Key to my vote for CM Mendes’ budget was that we included a provision that requires Metro’s Finance Director to submit by August 15th an updated report on the city’s revenues for the last quarter of FY2020. This was so that in case the city brought in more money than expected, Metro Council would have the opportunity to adjust the tax levy before tax bills go out on October 1st. While revenue projections were actually $100M above his department’s estimate for March, April & May, the Finance Director chose not revise his revenue estimate for FY2021. You can read his report here.
*As I was finishing writing this, I touched base with the new financial analyst in the Council Office. Reported last week, “other” tax revenues, which include alcohol and gas tax among others, are now in for June, along with final sales tax revenues and all together they are off just 8.7% from last year. May revenue which we did not yet have in the budget process was only down 0.73% from 2019. Sales + other tax revenues were down just 2.4% overall from last year.
Last Best Effort, My Amended Levy
In July, after much consideration and in an effort to prudently, lower the property tax burden for Nashvillians during these extraordinary times, and to honor the marker that we put down for an August review of actual and projected revenues and consideration of an amended levy, I requested legislation for a 5% reduction to the current tax levy, which would have meant…
- a 92 cent property tax increase for USD residents instead of $1.06
- an 89 cent property tax increase for GSD residents instead of $1.03
My substitute tax levy would have changed the 34% increase to a 29% increase, a modest reduction of $46 million in property tax revenue. (Every cent of tax increase = $3.32M of property tax revenue.) This would have been lower than the 12% decrease which was put forward in Councilman Glover’s bill.

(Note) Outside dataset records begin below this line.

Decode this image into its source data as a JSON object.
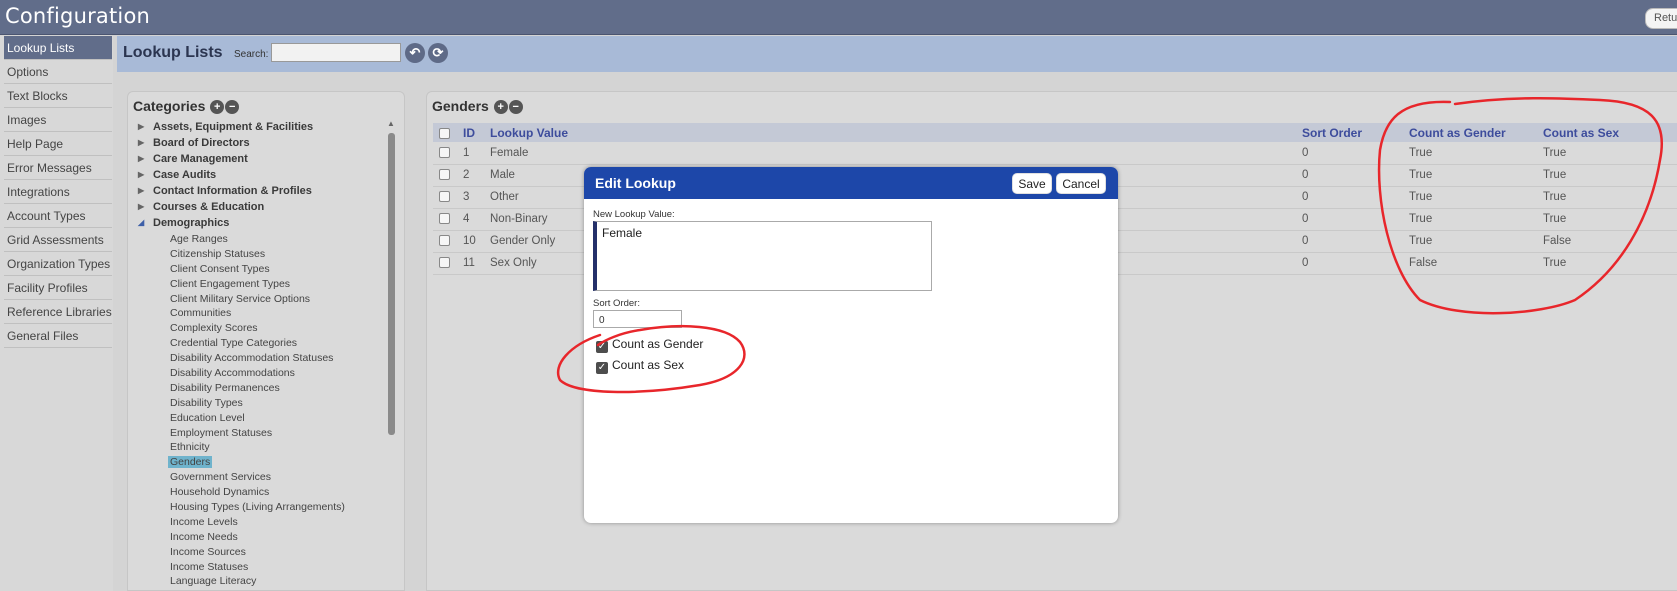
{
  "window": {
    "title": "Configuration",
    "return_label": "Return"
  },
  "sidebar": {
    "items": [
      {
        "label": "Lookup Lists"
      },
      {
        "label": "Options"
      },
      {
        "label": "Text Blocks"
      },
      {
        "label": "Images"
      },
      {
        "label": "Help Page"
      },
      {
        "label": "Error Messages"
      },
      {
        "label": "Integrations"
      },
      {
        "label": "Account Types"
      },
      {
        "label": "Grid Assessments"
      },
      {
        "label": "Organization Types"
      },
      {
        "label": "Facility Profiles"
      },
      {
        "label": "Reference Libraries"
      },
      {
        "label": "General Files"
      }
    ]
  },
  "header": {
    "title": "Lookup Lists",
    "search_label": "Search:",
    "search_value": ""
  },
  "categories": {
    "title": "Categories",
    "groups": [
      "Assets, Equipment & Facilities",
      "Board of Directors",
      "Care Management",
      "Case Audits",
      "Contact Information & Profiles",
      "Courses & Education",
      "Demographics"
    ],
    "demographics_items": [
      "Age Ranges",
      "Citizenship Statuses",
      "Client Consent Types",
      "Client Engagement Types",
      "Client Military Service Options",
      "Communities",
      "Complexity Scores",
      "Credential Type Categories",
      "Disability Accommodation Statuses",
      "Disability Accommodations",
      "Disability Permanences",
      "Disability Types",
      "Education Level",
      "Employment Statuses",
      "Ethnicity",
      "Genders",
      "Government Services",
      "Household Dynamics",
      "Housing Types (Living Arrangements)",
      "Income Levels",
      "Income Needs",
      "Income Sources",
      "Income Statuses",
      "Language Literacy"
    ]
  },
  "genders": {
    "title": "Genders",
    "columns": {
      "id": "ID",
      "value": "Lookup Value",
      "sort": "Sort Order",
      "gender": "Count as Gender",
      "sex": "Count as Sex"
    },
    "rows": [
      {
        "id": "1",
        "value": "Female",
        "sort": "0",
        "gender": "True",
        "sex": "True"
      },
      {
        "id": "2",
        "value": "Male",
        "sort": "0",
        "gender": "True",
        "sex": "True"
      },
      {
        "id": "3",
        "value": "Other",
        "sort": "0",
        "gender": "True",
        "sex": "True"
      },
      {
        "id": "4",
        "value": "Non-Binary",
        "sort": "0",
        "gender": "True",
        "sex": "True"
      },
      {
        "id": "10",
        "value": "Gender Only",
        "sort": "0",
        "gender": "True",
        "sex": "False"
      },
      {
        "id": "11",
        "value": "Sex Only",
        "sort": "0",
        "gender": "False",
        "sex": "True"
      }
    ]
  },
  "modal": {
    "title": "Edit Lookup",
    "save": "Save",
    "cancel": "Cancel",
    "value_label": "New Lookup Value:",
    "value": "Female",
    "sort_label": "Sort Order:",
    "sort_value": "0",
    "check_gender": "Count as Gender",
    "check_sex": "Count as Sex"
  },
  "colors": {
    "titlebar": "#616d8a",
    "header_band": "#a8bad7",
    "modal_header": "#1d47a9",
    "annotation": "#e8262b",
    "selected_item": "#6fb3cc"
  }
}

Council voted in support of my substitute bill to replace CM Glover’s bill, 32-8, but the vote on my bill as substituted failed 15-24, with 1 abstention. This was unfortunate because the bill was only on the first of three readings (pulled from consent by Councilman Mendes) and four more weeks till the final reading on September 1 would have brought more financial information to inform the analysis of a modest reduction in the levy.
Failure of my reduced levy was a frustrating conclusion to an extended budget season, but I wanted you to know that I did everything within my power to effectuate a lower rate for FY2021. Every year we pass a new budget and every year we are able to set a new tax rate to fund that budget. Next year is a reappraisal year, which by state law requires that the tax rate be made revenue neutral again.

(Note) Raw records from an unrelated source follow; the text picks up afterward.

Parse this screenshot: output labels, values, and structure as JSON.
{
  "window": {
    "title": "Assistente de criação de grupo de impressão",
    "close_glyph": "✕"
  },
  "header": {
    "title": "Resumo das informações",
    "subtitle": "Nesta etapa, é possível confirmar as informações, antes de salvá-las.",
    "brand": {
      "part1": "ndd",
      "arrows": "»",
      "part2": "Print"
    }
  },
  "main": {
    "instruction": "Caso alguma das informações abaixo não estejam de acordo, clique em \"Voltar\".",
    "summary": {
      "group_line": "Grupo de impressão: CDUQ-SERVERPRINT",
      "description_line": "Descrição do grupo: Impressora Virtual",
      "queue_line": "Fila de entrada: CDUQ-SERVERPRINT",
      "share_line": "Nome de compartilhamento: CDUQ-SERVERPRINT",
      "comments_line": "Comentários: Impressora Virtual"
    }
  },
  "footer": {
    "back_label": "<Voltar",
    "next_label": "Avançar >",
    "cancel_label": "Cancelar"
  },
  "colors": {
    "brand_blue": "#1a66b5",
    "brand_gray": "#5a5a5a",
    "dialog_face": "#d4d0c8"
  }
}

To calculate the effect of the FY2021 tax levy for your household, here is the formula:
- For the USD tax rate of $4.221: $600,000 (appraised value) x 25% (assessment ratio) = $150,000 (assessed value) ÷ 100 (per $100 assessed) x $4.221 (tax rate) = $6,331/year or $527/month

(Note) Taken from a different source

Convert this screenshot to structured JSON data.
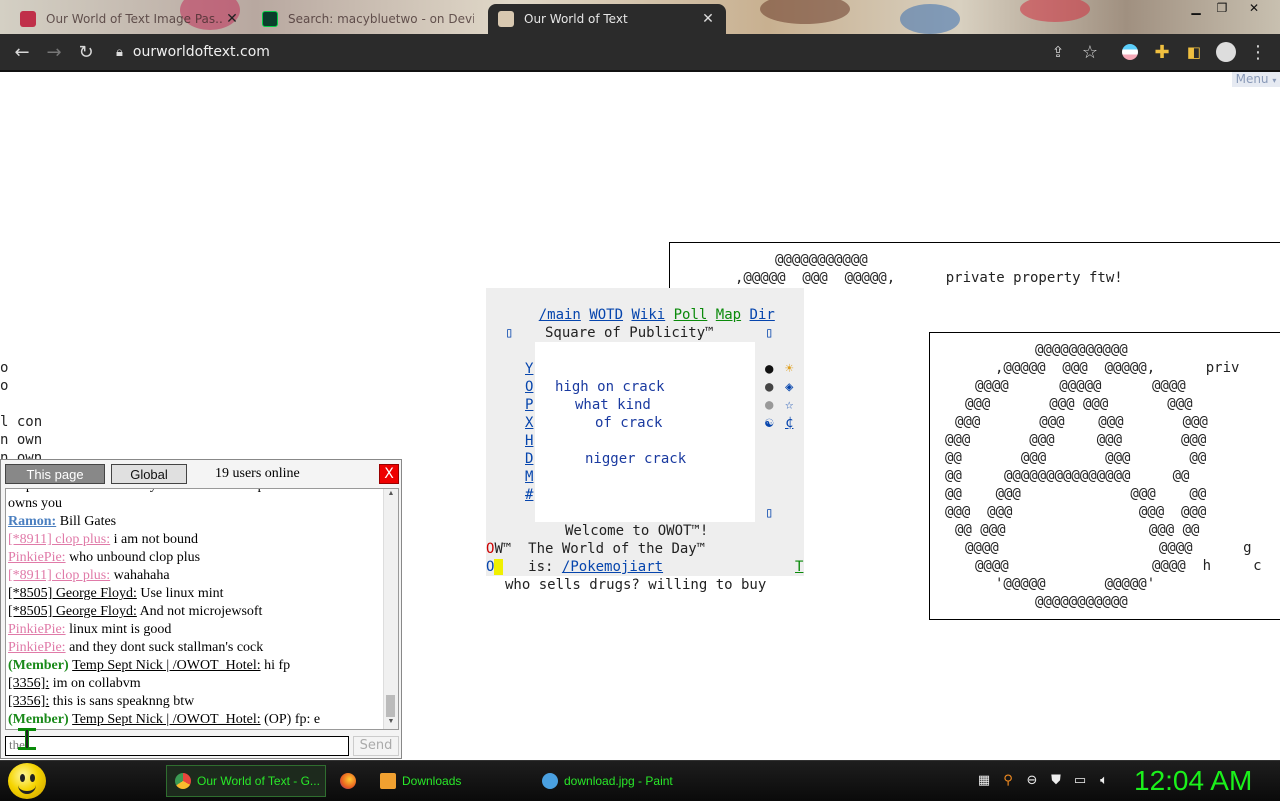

- For the GSD tax rate of $3.788: $600,000 (appraised value) x 25% (assessment ratio) = $150,000 (assessed value) ÷ 100 (per $100 assessed) x $3.788 (tax rate) = $5,682/year or $473/month
Council rarely exercises the little influence and power that the Charter affords us, especially on matters of oversight and budgeting. Per the Charter, the Director of Finance has the sole authority to attest to availability of funds and to project revenues. The Council should NOT project revenues, but in a system of checks and balances, we should do independent financial analysis of projected revenue, ask good questions of the Finance Director and his staff, and expect detailed answers. We cannot abdicate our duty to push for better.
On August 4th, with pressure from the Director of Finance and the Chair of the Budget & Finance Committee, from my perspective, 24 council members threw in the towel prematurely on the possibility of a very modest tax reduction. The good news: 16 did not. Sixteen members were willing to keep the conversation going and the options open. Cold comfort though it is, this is progress. If we facilitate more constructive conversations, Council and the community learn more about our city’s financial history and current position, and that is never a bad thing. It is your money. When it comes to Metro’s finances, your elected representatives must take nothing for granted, be more skeptical, ask more questions, and keep pushing.